To Rome with Love is Woody Allen.
Depending on your taste, that can be good or it can be bad. Equally true is since it’s Woody Allen, that can be good or it can be bad. Until Midnight in Paris last year, Allen’s films for the past decade have been subpar or just decent. Nothing special.
Many of us thought the Woodman lost his way.
Never miss a local story.
To Rome with Love is four stories tied together in the eternal city. Get picky and you can make it six. Allen has all of his characters in comedic soap-opera crises. As always, he mixes personal angst, troubled relationships and sex into clever but — since we’ve seen a few dozen Allen movies — predictable plots that include a mix of popular American and Italian actors.
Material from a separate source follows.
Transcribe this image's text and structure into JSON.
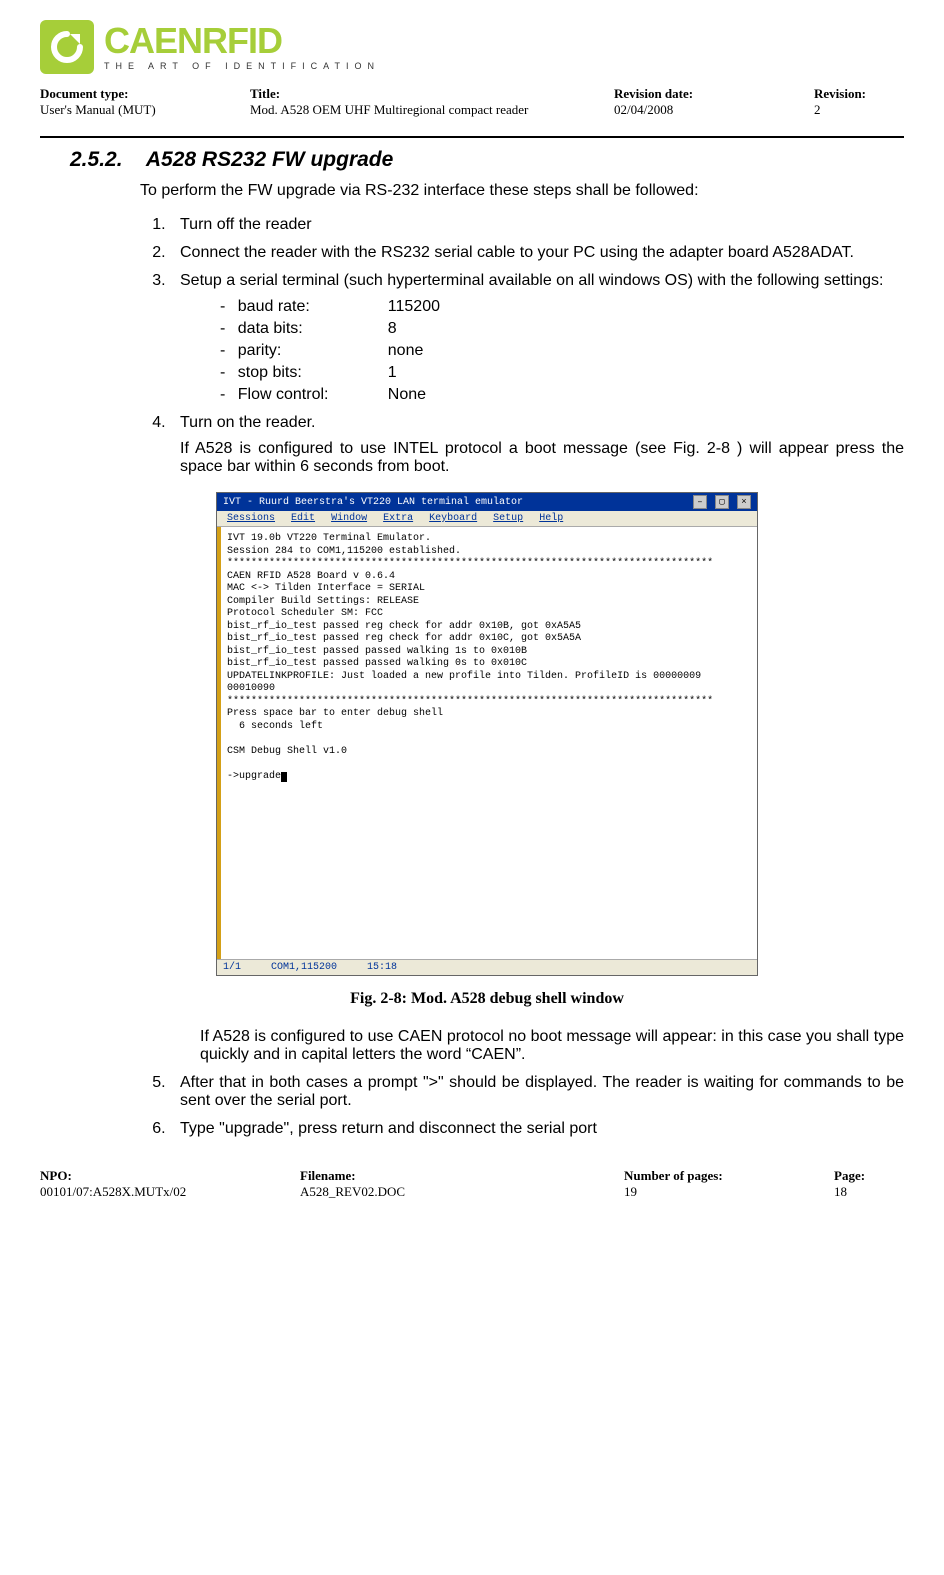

The stories seamlessly slide in and out of each other. Each is packed with Allen’s signature, clever, funny and often profound lines.
All are superb, but two really stand out. Roberto Benigni (Life is Beautiful) is an ordinary office worker suddenly “discovered.” He’s somebody. The most famous man in Italy. His fame is based on absolutely nothing. No talent. No skills. He is famous simply for being famous. The media and fans hang on his every word just because it’s his every word.
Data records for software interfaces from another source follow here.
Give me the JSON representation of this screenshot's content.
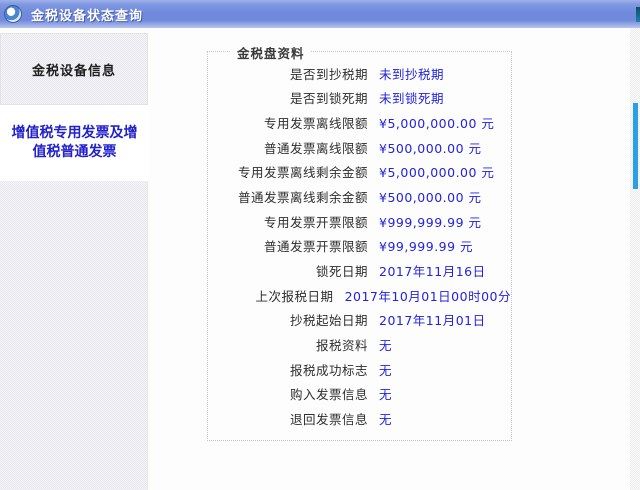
{
  "title_bar": {
    "title": "金税设备状态查询"
  },
  "sidebar": {
    "items": [
      {
        "label": "金税设备信息",
        "selected": false
      },
      {
        "label": "增值税专用发票及增值税普通发票",
        "selected": true
      }
    ]
  },
  "main": {
    "fieldset_title": "金税盘资料",
    "rows": [
      {
        "label": "是否到抄税期",
        "value": "未到抄税期"
      },
      {
        "label": "是否到锁死期",
        "value": "未到锁死期"
      },
      {
        "label": "专用发票离线限额",
        "value": "¥5,000,000.00 元"
      },
      {
        "label": "普通发票离线限额",
        "value": "¥500,000.00 元"
      },
      {
        "label": "专用发票离线剩余金额",
        "value": "¥5,000,000.00 元"
      },
      {
        "label": "普通发票离线剩余金额",
        "value": "¥500,000.00 元"
      },
      {
        "label": "专用发票开票限额",
        "value": "¥999,999.99 元"
      },
      {
        "label": "普通发票开票限额",
        "value": "¥99,999.99 元"
      },
      {
        "label": "锁死日期",
        "value": "2017年11月16日"
      },
      {
        "label": "上次报税日期",
        "value": "2017年10月01日00时00分"
      },
      {
        "label": "抄税起始日期",
        "value": "2017年11月01日"
      },
      {
        "label": "报税资料",
        "value": "无"
      },
      {
        "label": "报税成功标志",
        "value": "无"
      },
      {
        "label": "购入发票信息",
        "value": "无"
      },
      {
        "label": "退回发票信息",
        "value": "无"
      }
    ]
  },
  "icons": {
    "app_icon": "app-logo-circle",
    "titlebar_notch": "window-edge-mark"
  },
  "colors": {
    "titlebar_blue": "#7089dc",
    "value_text_blue": "#2222e2",
    "sidebar_active_blue": "#2222cc",
    "scrollbar_thumb_blue": "#2b9fe6"
  }
}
It’s a clever poke and very funny metaphor aimed at talentless real-life TV and people famous just because they — or someone — thinks they ought to be.
The second is a love triangle between characters played by Jesse Eisenberg (The Social Network), Greta Gerwig (Damsels in Distress) and Ellen Page (Juno). Alec Baldwin is their sometimes-visible and sometimes-invisible — Allen just couldn’t make up his mind — conscience.
The others are the parents of an engaged couple whose parents are American and Italian. The Italian husband is a mortician with a unique skill. Wrapping up the four are newlyweds and a prostitute caught in a series of coincidences and mistakes.
To Rome with Love feels like Allen had a bunch of different ideas, none of them good enough for an entire movie. Rather than toss them out, he threw all of them at the screen to see what would stick.
Turns out they all stick. And brilliantly. Few writers can do that.
Mr. Movie rating: 4 1/2 stars
Director: Woody Allen
Stars: Woody Allen, Alec Baldwin, Judy Davis, Jesse Eisenberg, Greta Gerwig, Ellen Page, Penelope Cruz, Alison Pill, Roberto Begnini
Rated R for mature themes, sex, language. It is playing at the Carmike 12.
5 stars to 4 1/2 stars: Must see on the big screen
4 stars to 3 1/2 stars: Good film, see it if it's your type of movie.
3 stars to 2 1/2 stars: Wait until it comes out on DVD.
2 stars to 1 star: Don't bother.
0 stars: Speaks for itself.